▶ _Exercise objective_
In duplicating the lines below, keep every word unchanged and drop the pictures.

[App and web page records]
☆ ☆ ☆
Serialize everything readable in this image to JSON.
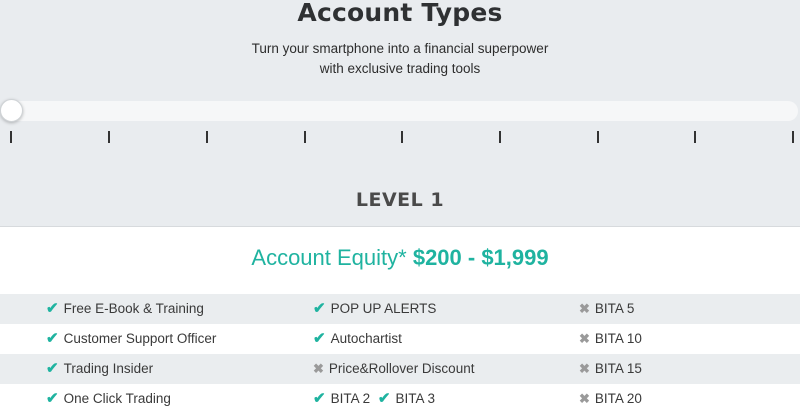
{
  "page": {
    "title": "Account Types",
    "subtitle_line1": "Turn your smartphone into a financial superpower",
    "subtitle_line2": "with exclusive trading tools"
  },
  "slider": {
    "selected_level_index": 0,
    "tick_count": 9
  },
  "level": {
    "label": "LEVEL 1"
  },
  "equity": {
    "label": "Account Equity*",
    "range": "$200 - $1,999"
  },
  "features": {
    "rows": [
      {
        "c1": "Free E-Book & Training",
        "c2": "POP UP ALERTS",
        "c3": "BITA 5"
      },
      {
        "c1": "Customer Support Officer",
        "c2": "Autochartist",
        "c3": "BITA 10"
      },
      {
        "c1": "Trading Insider",
        "c2": "Price&Rollover Discount",
        "c3": "BITA 15"
      },
      {
        "c1": "One Click Trading",
        "c2a": "BITA 2",
        "c2b": "BITA 3",
        "c3": "BITA 20"
      }
    ]
  },
  "icons": {
    "included": "check-icon",
    "excluded": "cross-icon"
  },
  "colors": {
    "accent": "#1fb3a0",
    "background": "#e9ecef",
    "excluded": "#9a9a9a"
  }
}
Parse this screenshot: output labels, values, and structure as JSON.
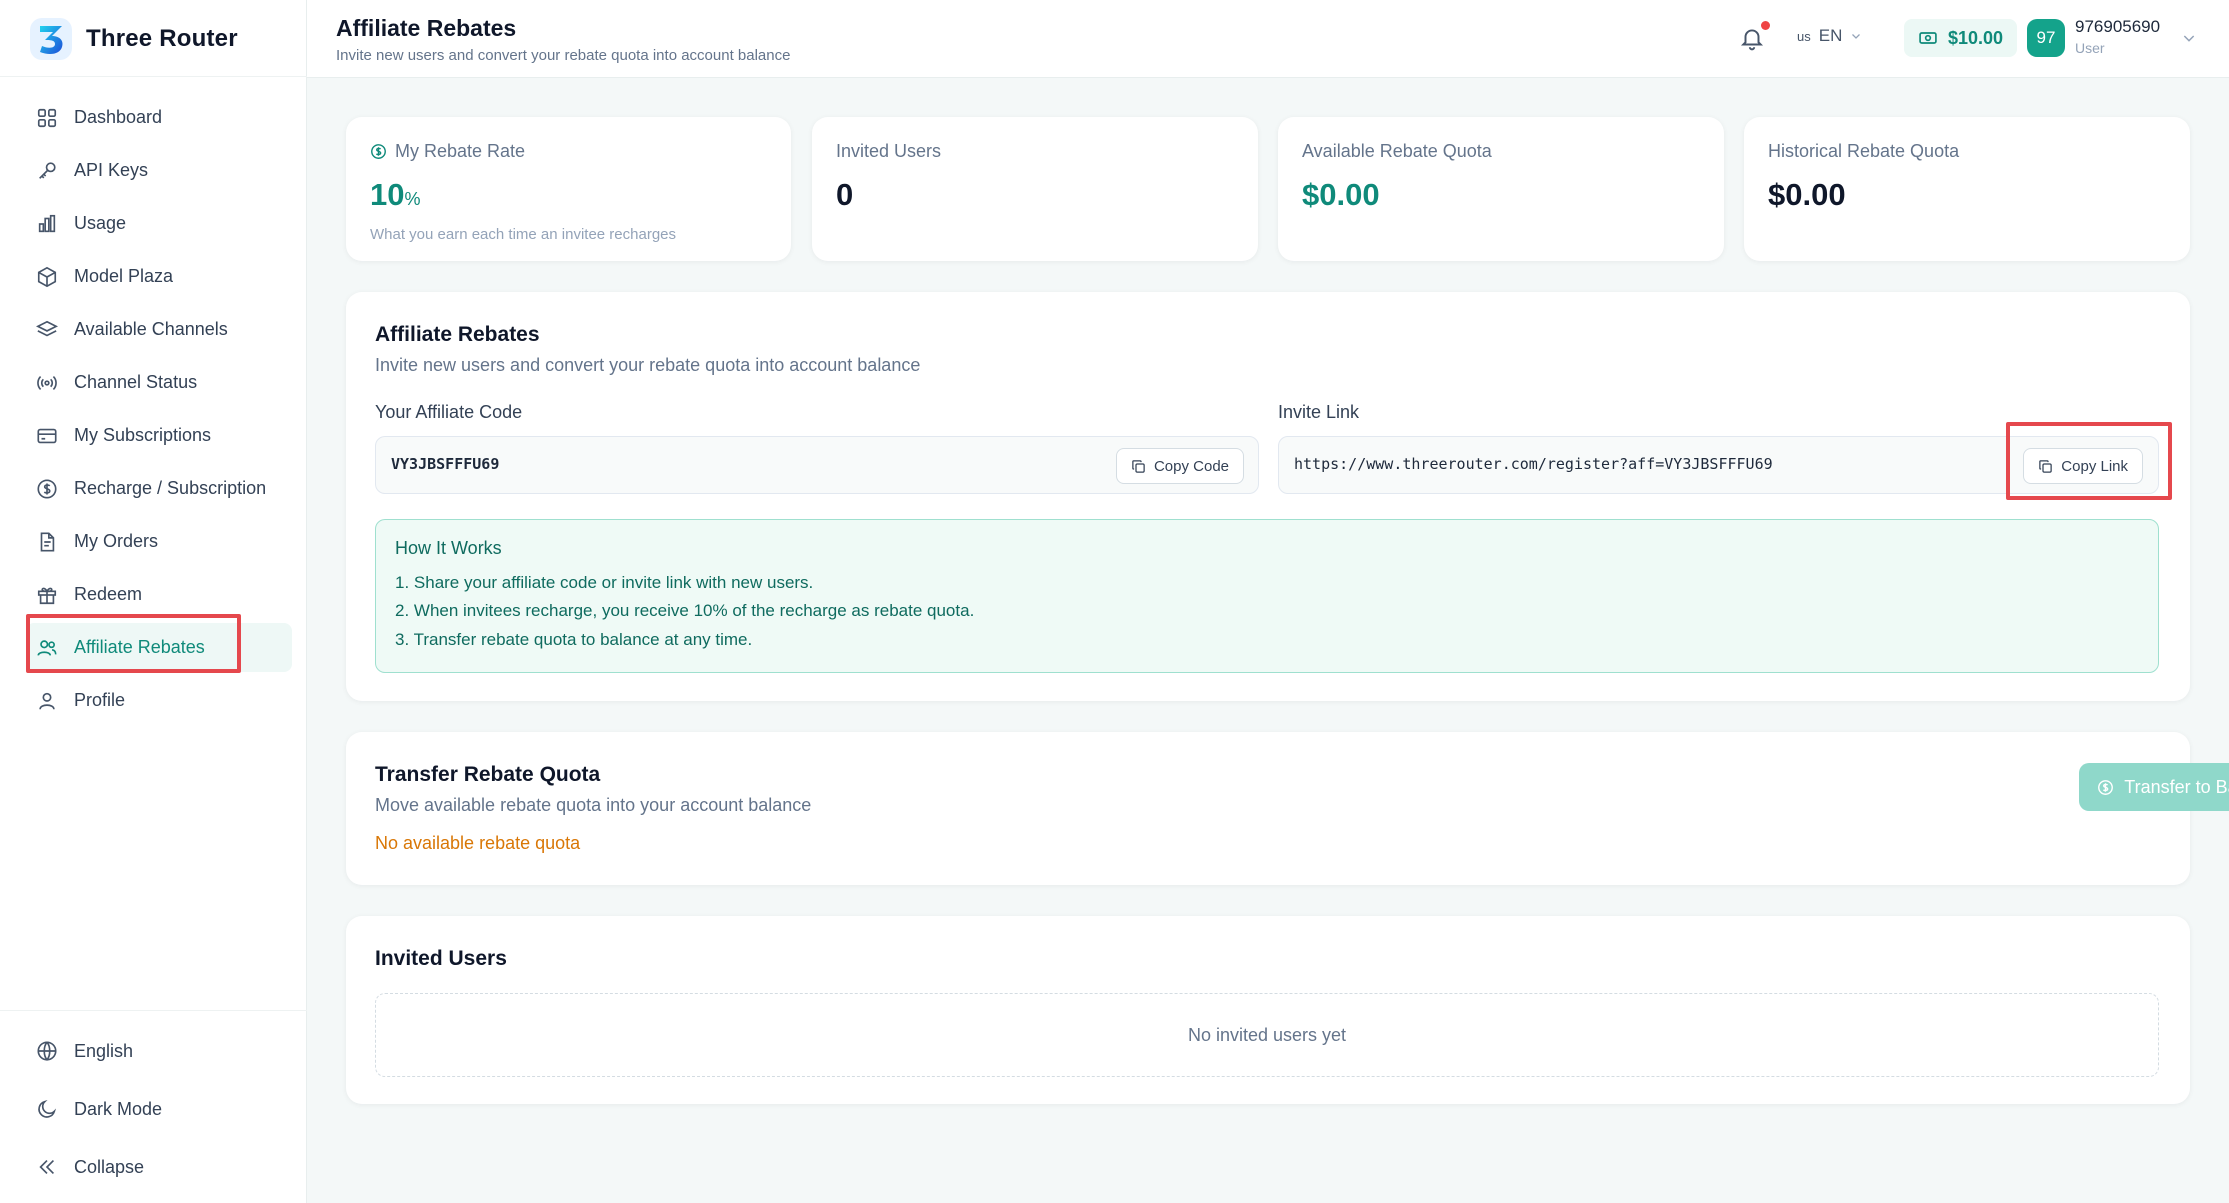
{
  "brand": {
    "name": "Three Router",
    "logo_icon": "three-router-logo"
  },
  "sidebar": {
    "items": [
      {
        "label": "Dashboard",
        "icon": "grid-icon"
      },
      {
        "label": "API Keys",
        "icon": "key-icon"
      },
      {
        "label": "Usage",
        "icon": "bar-chart-icon"
      },
      {
        "label": "Model Plaza",
        "icon": "cube-icon"
      },
      {
        "label": "Available Channels",
        "icon": "layers-icon"
      },
      {
        "label": "Channel Status",
        "icon": "broadcast-icon"
      },
      {
        "label": "My Subscriptions",
        "icon": "credit-card-icon"
      },
      {
        "label": "Recharge / Subscription",
        "icon": "dollar-circle-icon"
      },
      {
        "label": "My Orders",
        "icon": "document-icon"
      },
      {
        "label": "Redeem",
        "icon": "gift-icon"
      },
      {
        "label": "Affiliate Rebates",
        "icon": "users-icon",
        "active": true
      },
      {
        "label": "Profile",
        "icon": "user-icon"
      }
    ],
    "bottom": [
      {
        "label": "English",
        "icon": "globe-icon"
      },
      {
        "label": "Dark Mode",
        "icon": "moon-icon"
      },
      {
        "label": "Collapse",
        "icon": "double-chevron-left-icon"
      }
    ]
  },
  "header": {
    "title": "Affiliate Rebates",
    "subtitle": "Invite new users and convert your rebate quota into account balance",
    "lang_flag": "us",
    "lang_code": "EN",
    "balance": "$10.00",
    "avatar_text": "97",
    "username": "976905690",
    "role": "User"
  },
  "stats": [
    {
      "label": "My Rebate Rate",
      "value": "10",
      "unit": "%",
      "hint": "What you earn each time an invitee recharges"
    },
    {
      "label": "Invited Users",
      "value": "0"
    },
    {
      "label": "Available Rebate Quota",
      "value": "$0.00"
    },
    {
      "label": "Historical Rebate Quota",
      "value": "$0.00"
    }
  ],
  "affiliate": {
    "title": "Affiliate Rebates",
    "subtitle": "Invite new users and convert your rebate quota into account balance",
    "code_label": "Your Affiliate Code",
    "code_value": "VY3JBSFFFU69",
    "copy_code": "Copy Code",
    "link_label": "Invite Link",
    "link_value": "https://www.threerouter.com/register?aff=VY3JBSFFFU69",
    "copy_link": "Copy Link",
    "how_title": "How It Works",
    "steps": [
      "1. Share your affiliate code or invite link with new users.",
      "2. When invitees recharge, you receive 10% of the recharge as rebate quota.",
      "3. Transfer rebate quota to balance at any time."
    ]
  },
  "transfer": {
    "title": "Transfer Rebate Quota",
    "subtitle": "Move available rebate quota into your account balance",
    "warning": "No available rebate quota",
    "button": "Transfer to Balance"
  },
  "invited": {
    "title": "Invited Users",
    "empty": "No invited users yet"
  },
  "colors": {
    "accent": "#0f8a7a",
    "accent_light": "#8fd8ca",
    "warning": "#d97706",
    "highlight": "#e5484d"
  }
}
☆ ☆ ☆
▶ _Answer to the problem_
Serialize everything readable in this image to JSON.
{
  "page": {
    "title": "Account Types",
    "subtitle_line1": "Turn your smartphone into a financial superpower",
    "subtitle_line2": "with exclusive trading tools"
  },
  "slider": {
    "selected_level_index": 0,
    "tick_count": 9
  },
  "level": {
    "label": "LEVEL 1"
  },
  "equity": {
    "label": "Account Equity*",
    "range": "$200 - $1,999"
  },
  "features": {
    "rows": [
      {
        "c1": "Free E-Book & Training",
        "c2": "POP UP ALERTS",
        "c3": "BITA 5"
      },
      {
        "c1": "Customer Support Officer",
        "c2": "Autochartist",
        "c3": "BITA 10"
      },
      {
        "c1": "Trading Insider",
        "c2": "Price&Rollover Discount",
        "c3": "BITA 15"
      },
      {
        "c1": "One Click Trading",
        "c2a": "BITA 2",
        "c2b": "BITA 3",
        "c3": "BITA 20"
      }
    ]
  },
  "icons": {
    "included": "check-icon",
    "excluded": "cross-icon"
  },
  "colors": {
    "accent": "#1fb3a0",
    "background": "#e9ecef",
    "excluded": "#9a9a9a"
  }
}
Parse this screenshot: output labels, values, and structure as JSON.
{
  "brand": {
    "name": "Three Router",
    "logo_icon": "three-router-logo"
  },
  "sidebar": {
    "items": [
      {
        "label": "Dashboard",
        "icon": "grid-icon"
      },
      {
        "label": "API Keys",
        "icon": "key-icon"
      },
      {
        "label": "Usage",
        "icon": "bar-chart-icon"
      },
      {
        "label": "Model Plaza",
        "icon": "cube-icon"
      },
      {
        "label": "Available Channels",
        "icon": "layers-icon"
      },
      {
        "label": "Channel Status",
        "icon": "broadcast-icon"
      },
      {
        "label": "My Subscriptions",
        "icon": "credit-card-icon"
      },
      {
        "label": "Recharge / Subscription",
        "icon": "dollar-circle-icon"
      },
      {
        "label": "My Orders",
        "icon": "document-icon"
      },
      {
        "label": "Redeem",
        "icon": "gift-icon"
      },
      {
        "label": "Affiliate Rebates",
        "icon": "users-icon",
        "active": true
      },
      {
        "label": "Profile",
        "icon": "user-icon"
      }
    ],
    "bottom": [
      {
        "label": "English",
        "icon": "globe-icon"
      },
      {
        "label": "Dark Mode",
        "icon": "moon-icon"
      },
      {
        "label": "Collapse",
        "icon": "double-chevron-left-icon"
      }
    ]
  },
  "header": {
    "title": "Affiliate Rebates",
    "subtitle": "Invite new users and convert your rebate quota into account balance",
    "lang_flag": "us",
    "lang_code": "EN",
    "balance": "$10.00",
    "avatar_text": "97",
    "username": "976905690",
    "role": "User"
  },
  "stats": [
    {
      "label": "My Rebate Rate",
      "value": "10",
      "unit": "%",
      "hint": "What you earn each time an invitee recharges"
    },
    {
      "label": "Invited Users",
      "value": "0"
    },
    {
      "label": "Available Rebate Quota",
      "value": "$0.00"
    },
    {
      "label": "Historical Rebate Quota",
      "value": "$0.00"
    }
  ],
  "affiliate": {
    "title": "Affiliate Rebates",
    "subtitle": "Invite new users and convert your rebate quota into account balance",
    "code_label": "Your Affiliate Code",
    "code_value": "VY3JBSFFFU69",
    "copy_code": "Copy Code",
    "link_label": "Invite Link",
    "link_value": "https://www.threerouter.com/register?aff=VY3JBSFFFU69",
    "copy_link": "Copy Link",
    "how_title": "How It Works",
    "steps": [
      "1. Share your affiliate code or invite link with new users.",
      "2. When invitees recharge, you receive 10% of the recharge as rebate quota.",
      "3. Transfer rebate quota to balance at any time."
    ]
  },
  "transfer": {
    "title": "Transfer Rebate Quota",
    "subtitle": "Move available rebate quota into your account balance",
    "warning": "No available rebate quota",
    "button": "Transfer to Balance"
  },
  "invited": {
    "title": "Invited Users",
    "empty": "No invited users yet"
  },
  "colors": {
    "accent": "#0f8a7a",
    "accent_light": "#8fd8ca",
    "warning": "#d97706",
    "highlight": "#e5484d"
  }
}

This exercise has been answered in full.